**Assigned task:** Where in the data below does the word "JSON" appear? Copy every line that has it.

(Information shown begins)

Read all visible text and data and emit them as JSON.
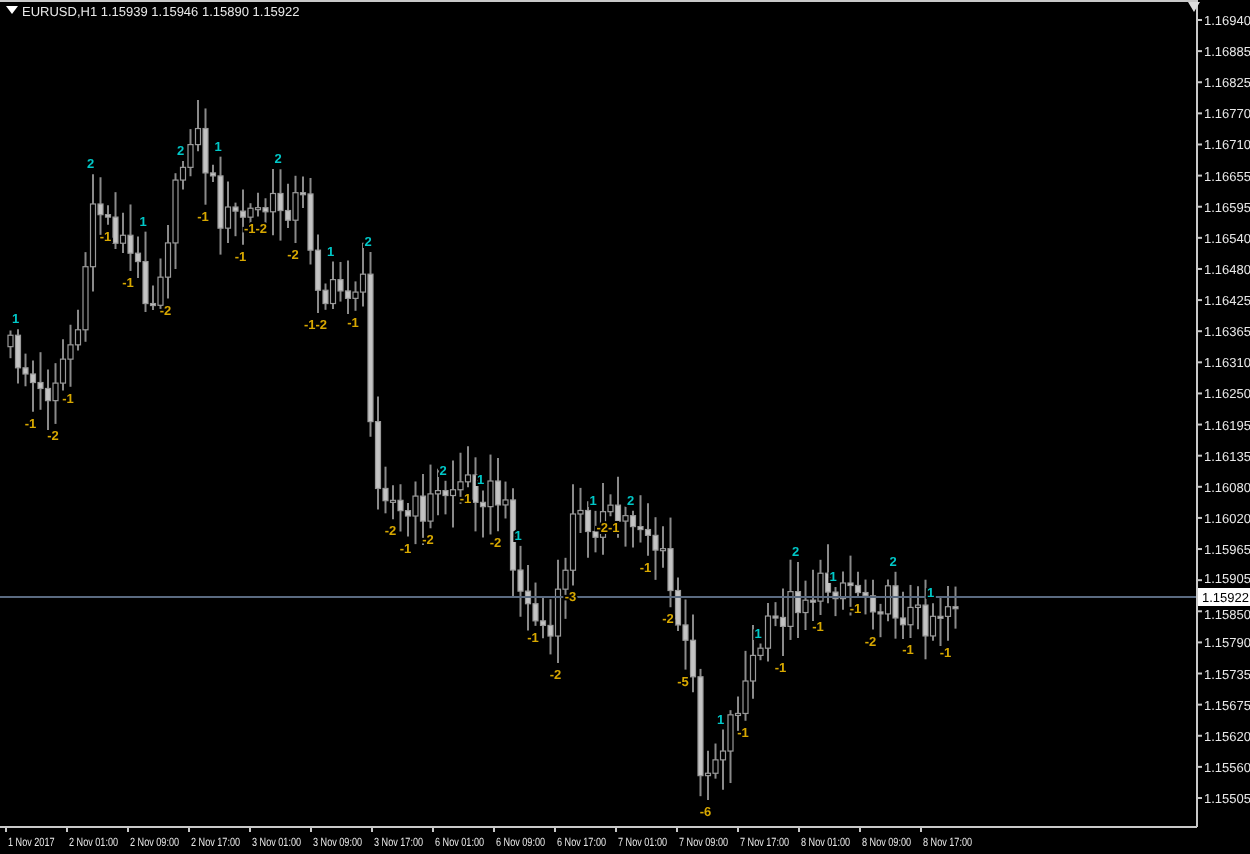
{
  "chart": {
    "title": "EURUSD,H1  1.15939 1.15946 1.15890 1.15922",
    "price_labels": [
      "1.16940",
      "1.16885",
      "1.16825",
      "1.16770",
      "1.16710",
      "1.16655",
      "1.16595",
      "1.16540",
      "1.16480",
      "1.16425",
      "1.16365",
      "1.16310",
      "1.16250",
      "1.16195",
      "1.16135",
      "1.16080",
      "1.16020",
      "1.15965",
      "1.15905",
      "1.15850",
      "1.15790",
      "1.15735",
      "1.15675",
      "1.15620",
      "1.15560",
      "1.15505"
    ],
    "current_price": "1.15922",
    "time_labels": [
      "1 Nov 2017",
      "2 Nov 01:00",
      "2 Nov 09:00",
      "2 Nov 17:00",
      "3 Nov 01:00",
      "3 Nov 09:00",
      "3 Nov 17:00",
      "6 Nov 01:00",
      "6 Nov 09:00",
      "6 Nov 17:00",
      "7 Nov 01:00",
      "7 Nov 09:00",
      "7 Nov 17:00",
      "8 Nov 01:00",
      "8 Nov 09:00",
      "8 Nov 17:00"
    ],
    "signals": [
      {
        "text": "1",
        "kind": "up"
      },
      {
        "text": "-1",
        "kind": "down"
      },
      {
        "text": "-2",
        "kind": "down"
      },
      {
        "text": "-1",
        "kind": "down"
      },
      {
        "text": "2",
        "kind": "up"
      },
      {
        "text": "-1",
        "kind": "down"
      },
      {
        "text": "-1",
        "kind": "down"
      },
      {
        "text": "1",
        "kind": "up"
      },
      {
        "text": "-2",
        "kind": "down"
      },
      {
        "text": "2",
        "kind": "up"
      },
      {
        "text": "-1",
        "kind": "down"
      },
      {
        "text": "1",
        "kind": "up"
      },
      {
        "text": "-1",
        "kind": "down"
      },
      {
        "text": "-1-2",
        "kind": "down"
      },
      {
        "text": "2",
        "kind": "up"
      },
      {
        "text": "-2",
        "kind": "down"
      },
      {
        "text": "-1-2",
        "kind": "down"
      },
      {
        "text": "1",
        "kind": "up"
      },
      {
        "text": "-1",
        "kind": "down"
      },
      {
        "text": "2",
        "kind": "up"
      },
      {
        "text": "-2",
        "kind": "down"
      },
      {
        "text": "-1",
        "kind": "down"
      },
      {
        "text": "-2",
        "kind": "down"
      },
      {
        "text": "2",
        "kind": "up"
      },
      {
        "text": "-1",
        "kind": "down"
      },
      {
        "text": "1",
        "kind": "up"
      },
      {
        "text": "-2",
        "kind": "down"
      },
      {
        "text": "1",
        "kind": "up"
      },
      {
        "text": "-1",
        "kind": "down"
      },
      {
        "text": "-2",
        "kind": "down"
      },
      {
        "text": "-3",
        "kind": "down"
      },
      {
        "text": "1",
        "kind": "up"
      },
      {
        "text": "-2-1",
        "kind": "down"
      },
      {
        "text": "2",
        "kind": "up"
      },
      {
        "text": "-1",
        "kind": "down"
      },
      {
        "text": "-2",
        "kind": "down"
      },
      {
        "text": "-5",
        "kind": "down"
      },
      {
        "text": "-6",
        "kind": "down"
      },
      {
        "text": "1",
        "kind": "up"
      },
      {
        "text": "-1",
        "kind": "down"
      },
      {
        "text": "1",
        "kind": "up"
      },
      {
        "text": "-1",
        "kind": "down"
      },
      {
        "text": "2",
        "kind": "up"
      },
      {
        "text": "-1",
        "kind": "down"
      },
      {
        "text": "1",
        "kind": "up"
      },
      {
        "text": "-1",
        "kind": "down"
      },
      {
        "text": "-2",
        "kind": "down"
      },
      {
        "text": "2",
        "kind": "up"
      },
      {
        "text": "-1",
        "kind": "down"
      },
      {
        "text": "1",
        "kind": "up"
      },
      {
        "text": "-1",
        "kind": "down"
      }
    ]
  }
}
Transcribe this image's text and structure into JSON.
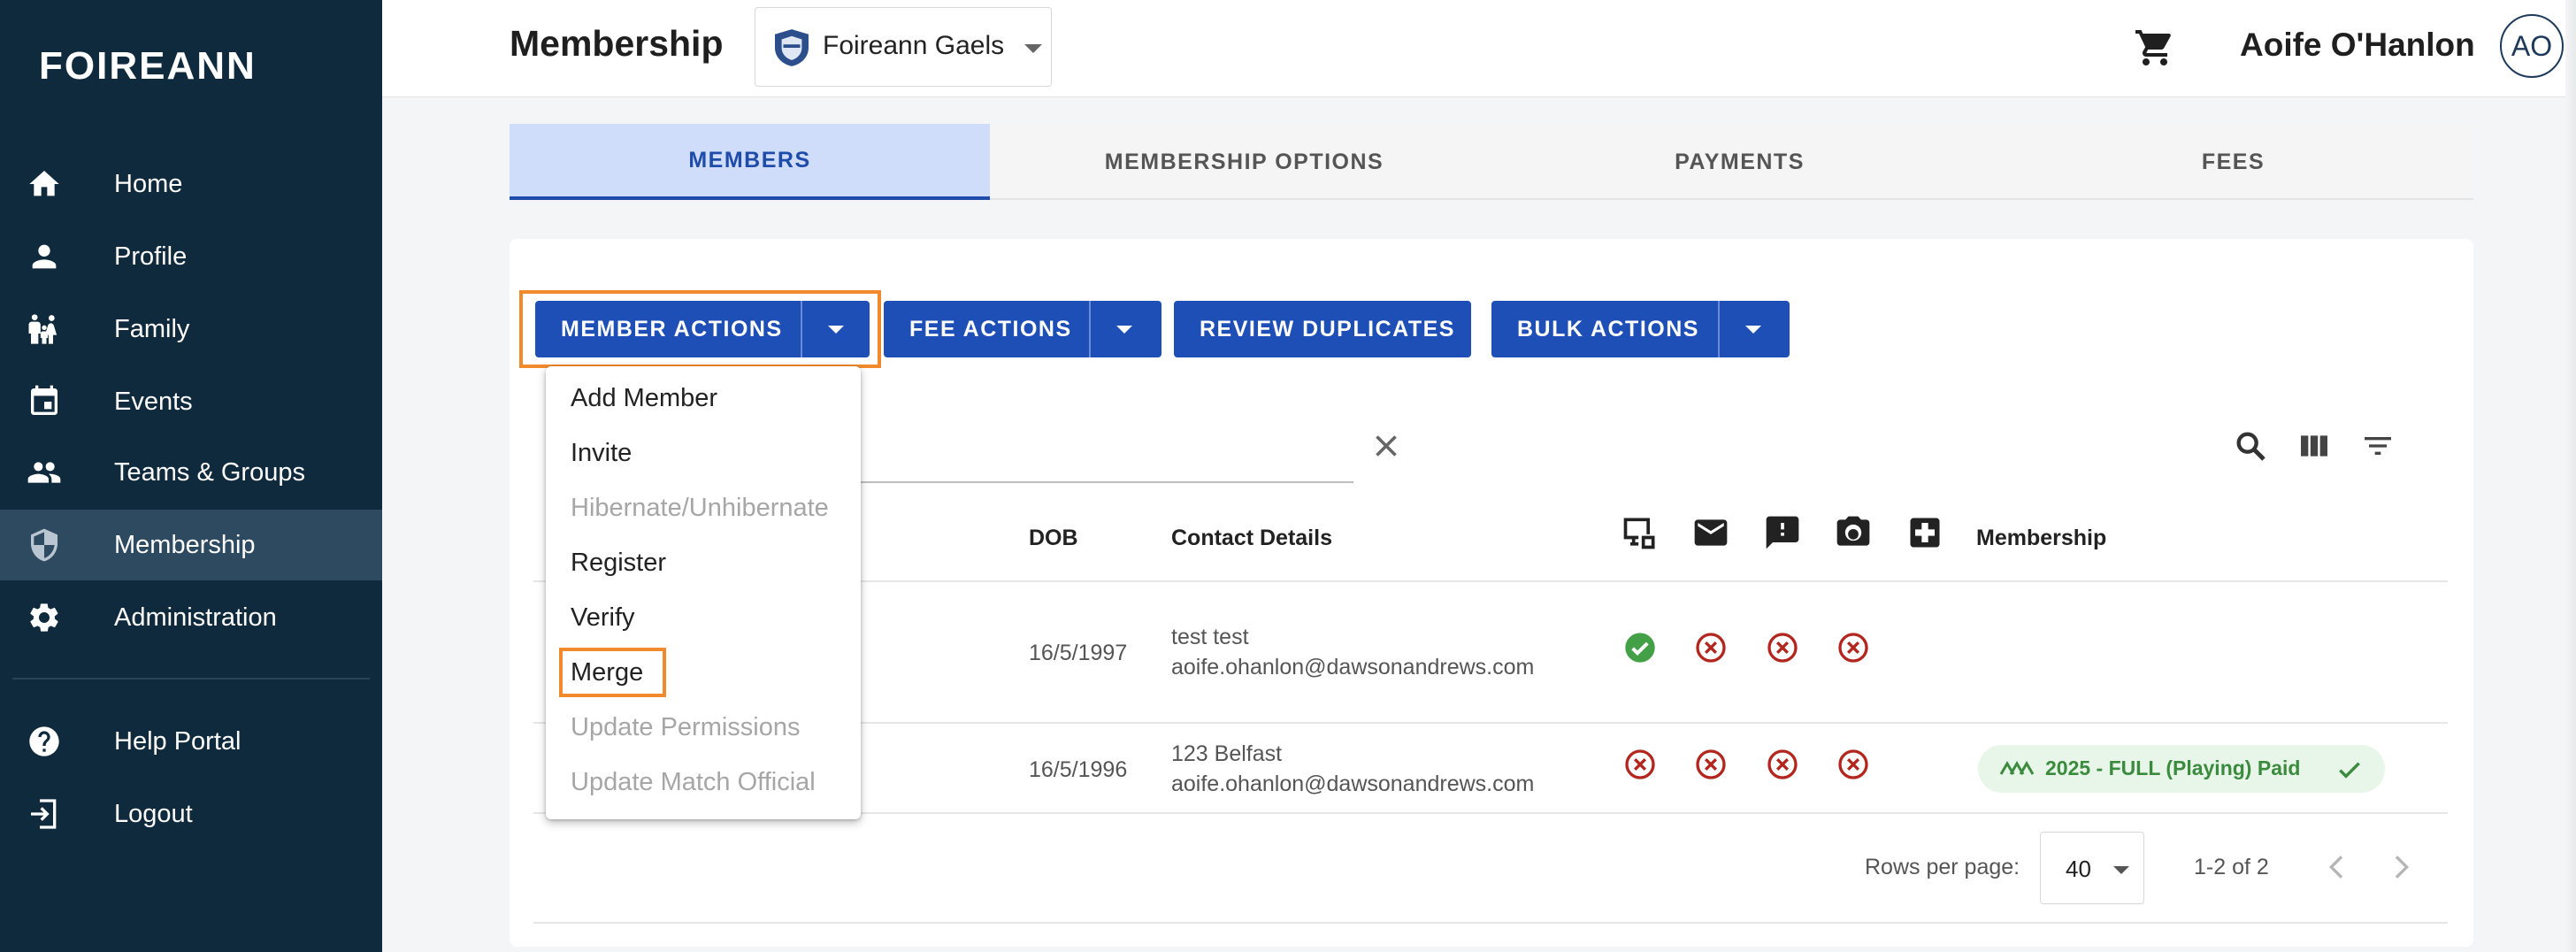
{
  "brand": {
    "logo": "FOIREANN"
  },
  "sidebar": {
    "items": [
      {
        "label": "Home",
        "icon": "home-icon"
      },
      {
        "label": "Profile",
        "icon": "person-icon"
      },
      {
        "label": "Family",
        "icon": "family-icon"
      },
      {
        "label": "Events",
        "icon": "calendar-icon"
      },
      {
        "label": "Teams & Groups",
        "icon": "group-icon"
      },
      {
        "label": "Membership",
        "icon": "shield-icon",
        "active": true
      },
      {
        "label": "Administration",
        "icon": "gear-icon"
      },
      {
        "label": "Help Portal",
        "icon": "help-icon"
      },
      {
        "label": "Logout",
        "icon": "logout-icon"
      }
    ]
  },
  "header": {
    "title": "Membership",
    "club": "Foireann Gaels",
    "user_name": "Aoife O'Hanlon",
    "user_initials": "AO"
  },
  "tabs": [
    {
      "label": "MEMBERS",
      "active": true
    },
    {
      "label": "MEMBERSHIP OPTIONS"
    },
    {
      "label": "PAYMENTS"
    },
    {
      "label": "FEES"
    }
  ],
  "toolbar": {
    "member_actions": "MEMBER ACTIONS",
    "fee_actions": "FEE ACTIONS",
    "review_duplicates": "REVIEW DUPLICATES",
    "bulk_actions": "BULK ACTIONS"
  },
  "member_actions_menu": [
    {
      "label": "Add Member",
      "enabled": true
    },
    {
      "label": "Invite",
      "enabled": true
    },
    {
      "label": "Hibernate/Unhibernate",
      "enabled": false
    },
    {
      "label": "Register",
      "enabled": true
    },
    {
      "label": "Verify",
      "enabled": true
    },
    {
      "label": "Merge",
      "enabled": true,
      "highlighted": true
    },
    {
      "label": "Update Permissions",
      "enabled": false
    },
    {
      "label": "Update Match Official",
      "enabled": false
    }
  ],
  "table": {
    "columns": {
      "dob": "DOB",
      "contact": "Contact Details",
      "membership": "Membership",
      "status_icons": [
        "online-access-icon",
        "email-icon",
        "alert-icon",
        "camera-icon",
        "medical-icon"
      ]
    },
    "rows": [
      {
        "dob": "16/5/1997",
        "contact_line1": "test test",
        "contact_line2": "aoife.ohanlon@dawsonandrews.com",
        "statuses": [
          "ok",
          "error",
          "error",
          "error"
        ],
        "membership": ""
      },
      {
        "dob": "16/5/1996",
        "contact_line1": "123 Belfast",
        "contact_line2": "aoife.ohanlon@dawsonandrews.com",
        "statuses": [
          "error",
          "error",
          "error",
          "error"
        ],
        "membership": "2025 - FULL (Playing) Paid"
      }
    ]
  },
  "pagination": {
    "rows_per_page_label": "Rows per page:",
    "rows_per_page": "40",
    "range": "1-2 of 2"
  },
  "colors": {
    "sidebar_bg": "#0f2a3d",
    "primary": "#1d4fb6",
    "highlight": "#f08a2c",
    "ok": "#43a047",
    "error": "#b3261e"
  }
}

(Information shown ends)

**Finished exercise:**
Read all visible text and data and emit them as JSON.
Transcribe this image's text and structure into JSON.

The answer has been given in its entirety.